▶ **Problem to work on**
Among the entries below, find the lines with "marker" and copy them.

▶ **Records supplied**
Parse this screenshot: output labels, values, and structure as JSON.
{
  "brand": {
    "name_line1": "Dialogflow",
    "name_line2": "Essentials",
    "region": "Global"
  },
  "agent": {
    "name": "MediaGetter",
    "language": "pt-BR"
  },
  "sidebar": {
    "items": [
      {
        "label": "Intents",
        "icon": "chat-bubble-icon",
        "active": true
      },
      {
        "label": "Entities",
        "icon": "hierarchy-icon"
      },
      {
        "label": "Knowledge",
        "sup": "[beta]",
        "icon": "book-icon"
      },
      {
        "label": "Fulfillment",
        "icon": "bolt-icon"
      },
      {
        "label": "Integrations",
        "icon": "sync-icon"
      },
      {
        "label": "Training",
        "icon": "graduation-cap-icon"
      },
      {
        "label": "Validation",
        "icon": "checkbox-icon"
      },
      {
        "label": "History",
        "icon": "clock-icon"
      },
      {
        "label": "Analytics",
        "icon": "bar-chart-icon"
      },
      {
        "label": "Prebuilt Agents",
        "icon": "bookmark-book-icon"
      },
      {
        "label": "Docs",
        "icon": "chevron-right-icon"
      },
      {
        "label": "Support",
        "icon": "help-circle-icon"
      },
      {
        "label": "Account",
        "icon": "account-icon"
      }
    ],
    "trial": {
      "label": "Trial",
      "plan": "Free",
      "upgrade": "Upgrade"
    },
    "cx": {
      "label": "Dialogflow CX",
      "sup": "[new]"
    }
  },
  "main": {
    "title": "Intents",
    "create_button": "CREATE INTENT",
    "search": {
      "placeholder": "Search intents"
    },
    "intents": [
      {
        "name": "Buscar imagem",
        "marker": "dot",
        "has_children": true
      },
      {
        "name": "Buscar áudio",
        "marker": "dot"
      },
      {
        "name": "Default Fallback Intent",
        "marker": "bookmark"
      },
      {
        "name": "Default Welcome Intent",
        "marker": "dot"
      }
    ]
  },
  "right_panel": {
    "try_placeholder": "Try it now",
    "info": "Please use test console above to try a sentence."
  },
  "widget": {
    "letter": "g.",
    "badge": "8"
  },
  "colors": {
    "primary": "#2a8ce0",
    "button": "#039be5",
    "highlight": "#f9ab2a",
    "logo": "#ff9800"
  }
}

▶ **Solution**
        "marker": "dot",
        "marker": "dot"
        "marker": "bookmark"
        "marker": "dot"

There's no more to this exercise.